Return the listing exactly as it appears, but strip out the images.

Recorded data:
::::::

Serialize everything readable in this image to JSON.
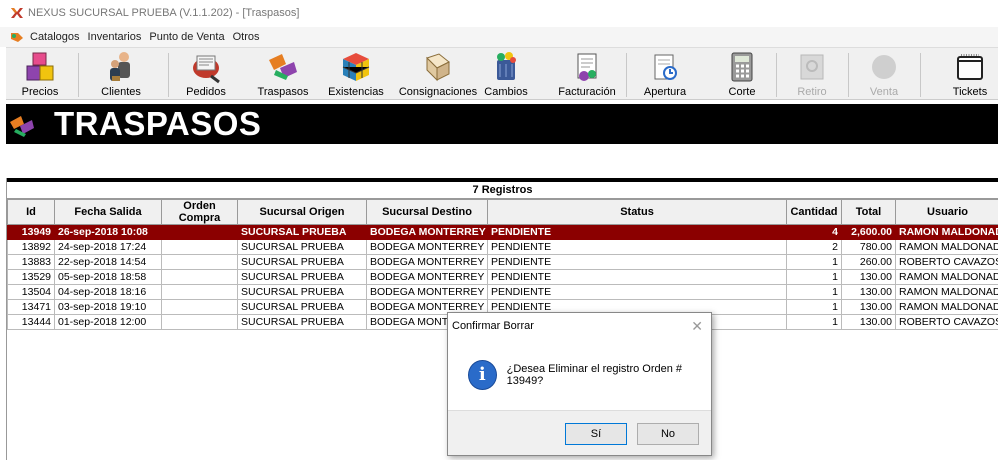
{
  "window": {
    "title": "NEXUS SUCURSAL PRUEBA (V.1.1.202) - [Traspasos]"
  },
  "menu": {
    "items": [
      "Catalogos",
      "Inventarios",
      "Punto de Venta",
      "Otros"
    ]
  },
  "toolbar": {
    "buttons": [
      {
        "label": "Precios",
        "icon": "price-blocks-icon",
        "enabled": true
      },
      {
        "label": "Clientes",
        "icon": "customers-icon",
        "enabled": true
      },
      {
        "label": "Pedidos",
        "icon": "orders-icon",
        "enabled": true
      },
      {
        "label": "Traspasos",
        "icon": "transfers-icon",
        "enabled": true
      },
      {
        "label": "Existencias",
        "icon": "stock-cube-icon",
        "enabled": true
      },
      {
        "label": "Consignaciones",
        "icon": "consignment-icon",
        "enabled": true
      },
      {
        "label": "Cambios",
        "icon": "recycle-bin-icon",
        "enabled": true
      },
      {
        "label": "Facturación",
        "icon": "invoice-icon",
        "enabled": true
      },
      {
        "label": "Apertura",
        "icon": "open-register-icon",
        "enabled": true
      },
      {
        "label": "Corte",
        "icon": "calculator-icon",
        "enabled": true
      },
      {
        "label": "Retiro",
        "icon": "safe-icon",
        "enabled": false
      },
      {
        "label": "Venta",
        "icon": "sale-circle-icon",
        "enabled": false
      },
      {
        "label": "Tickets",
        "icon": "receipt-icon",
        "enabled": true
      }
    ]
  },
  "page": {
    "title": "TRASPASOS"
  },
  "grid": {
    "record_count": "7 Registros",
    "columns": [
      "Id",
      "Fecha Salida",
      "Orden Compra",
      "Sucursal Origen",
      "Sucursal Destino",
      "Status",
      "Cantidad",
      "Total",
      "Usuario"
    ],
    "rows": [
      [
        "13949",
        "26-sep-2018 10:08",
        "",
        "SUCURSAL PRUEBA",
        "BODEGA MONTERREY",
        "PENDIENTE",
        "4",
        "2,600.00",
        "RAMON MALDONADO"
      ],
      [
        "13892",
        "24-sep-2018 17:24",
        "",
        "SUCURSAL PRUEBA",
        "BODEGA MONTERREY",
        "PENDIENTE",
        "2",
        "780.00",
        "RAMON MALDONADO"
      ],
      [
        "13883",
        "22-sep-2018 14:54",
        "",
        "SUCURSAL PRUEBA",
        "BODEGA MONTERREY",
        "PENDIENTE",
        "1",
        "260.00",
        "ROBERTO CAVAZOS"
      ],
      [
        "13529",
        "05-sep-2018 18:58",
        "",
        "SUCURSAL PRUEBA",
        "BODEGA MONTERREY",
        "PENDIENTE",
        "1",
        "130.00",
        "RAMON MALDONADO"
      ],
      [
        "13504",
        "04-sep-2018 18:16",
        "",
        "SUCURSAL PRUEBA",
        "BODEGA MONTERREY",
        "PENDIENTE",
        "1",
        "130.00",
        "RAMON MALDONADO"
      ],
      [
        "13471",
        "03-sep-2018 19:10",
        "",
        "SUCURSAL PRUEBA",
        "BODEGA MONTERREY",
        "PENDIENTE",
        "1",
        "130.00",
        "RAMON MALDONADO"
      ],
      [
        "13444",
        "01-sep-2018 12:00",
        "",
        "SUCURSAL PRUEBA",
        "BODEGA MONTERREY",
        "",
        "1",
        "130.00",
        "ROBERTO CAVAZOS"
      ]
    ],
    "selected_row": 0
  },
  "dialog": {
    "title": "Confirmar Borrar",
    "message": "¿Desea Eliminar el registro Orden # 13949?",
    "yes_label": "Sí",
    "no_label": "No"
  },
  "colors": {
    "selected_row": "#8b0000",
    "header_bar": "#000000",
    "info_icon": "#2a6bc9"
  }
}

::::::

Task output:
Serialize everything readable in this image to JSON.
{
  "window": {
    "title": "NEXUS SUCURSAL PRUEBA (V.1.1.202) - [Traspasos]"
  },
  "menu": {
    "items": [
      "Catalogos",
      "Inventarios",
      "Punto de Venta",
      "Otros"
    ]
  },
  "toolbar": {
    "buttons": [
      {
        "label": "Precios",
        "icon": "price-blocks-icon",
        "enabled": true
      },
      {
        "label": "Clientes",
        "icon": "customers-icon",
        "enabled": true
      },
      {
        "label": "Pedidos",
        "icon": "orders-icon",
        "enabled": true
      },
      {
        "label": "Traspasos",
        "icon": "transfers-icon",
        "enabled": true
      },
      {
        "label": "Existencias",
        "icon": "stock-cube-icon",
        "enabled": true
      },
      {
        "label": "Consignaciones",
        "icon": "consignment-icon",
        "enabled": true
      },
      {
        "label": "Cambios",
        "icon": "recycle-bin-icon",
        "enabled": true
      },
      {
        "label": "Facturación",
        "icon": "invoice-icon",
        "enabled": true
      },
      {
        "label": "Apertura",
        "icon": "open-register-icon",
        "enabled": true
      },
      {
        "label": "Corte",
        "icon": "calculator-icon",
        "enabled": true
      },
      {
        "label": "Retiro",
        "icon": "safe-icon",
        "enabled": false
      },
      {
        "label": "Venta",
        "icon": "sale-circle-icon",
        "enabled": false
      },
      {
        "label": "Tickets",
        "icon": "receipt-icon",
        "enabled": true
      }
    ]
  },
  "page": {
    "title": "TRASPASOS"
  },
  "grid": {
    "record_count": "7 Registros",
    "columns": [
      "Id",
      "Fecha Salida",
      "Orden Compra",
      "Sucursal Origen",
      "Sucursal Destino",
      "Status",
      "Cantidad",
      "Total",
      "Usuario"
    ],
    "rows": [
      [
        "13949",
        "26-sep-2018 10:08",
        "",
        "SUCURSAL PRUEBA",
        "BODEGA MONTERREY",
        "PENDIENTE",
        "4",
        "2,600.00",
        "RAMON MALDONADO"
      ],
      [
        "13892",
        "24-sep-2018 17:24",
        "",
        "SUCURSAL PRUEBA",
        "BODEGA MONTERREY",
        "PENDIENTE",
        "2",
        "780.00",
        "RAMON MALDONADO"
      ],
      [
        "13883",
        "22-sep-2018 14:54",
        "",
        "SUCURSAL PRUEBA",
        "BODEGA MONTERREY",
        "PENDIENTE",
        "1",
        "260.00",
        "ROBERTO CAVAZOS"
      ],
      [
        "13529",
        "05-sep-2018 18:58",
        "",
        "SUCURSAL PRUEBA",
        "BODEGA MONTERREY",
        "PENDIENTE",
        "1",
        "130.00",
        "RAMON MALDONADO"
      ],
      [
        "13504",
        "04-sep-2018 18:16",
        "",
        "SUCURSAL PRUEBA",
        "BODEGA MONTERREY",
        "PENDIENTE",
        "1",
        "130.00",
        "RAMON MALDONADO"
      ],
      [
        "13471",
        "03-sep-2018 19:10",
        "",
        "SUCURSAL PRUEBA",
        "BODEGA MONTERREY",
        "PENDIENTE",
        "1",
        "130.00",
        "RAMON MALDONADO"
      ],
      [
        "13444",
        "01-sep-2018 12:00",
        "",
        "SUCURSAL PRUEBA",
        "BODEGA MONTERREY",
        "",
        "1",
        "130.00",
        "ROBERTO CAVAZOS"
      ]
    ],
    "selected_row": 0
  },
  "dialog": {
    "title": "Confirmar Borrar",
    "message": "¿Desea Eliminar el registro Orden # 13949?",
    "yes_label": "Sí",
    "no_label": "No"
  },
  "colors": {
    "selected_row": "#8b0000",
    "header_bar": "#000000",
    "info_icon": "#2a6bc9"
  }
}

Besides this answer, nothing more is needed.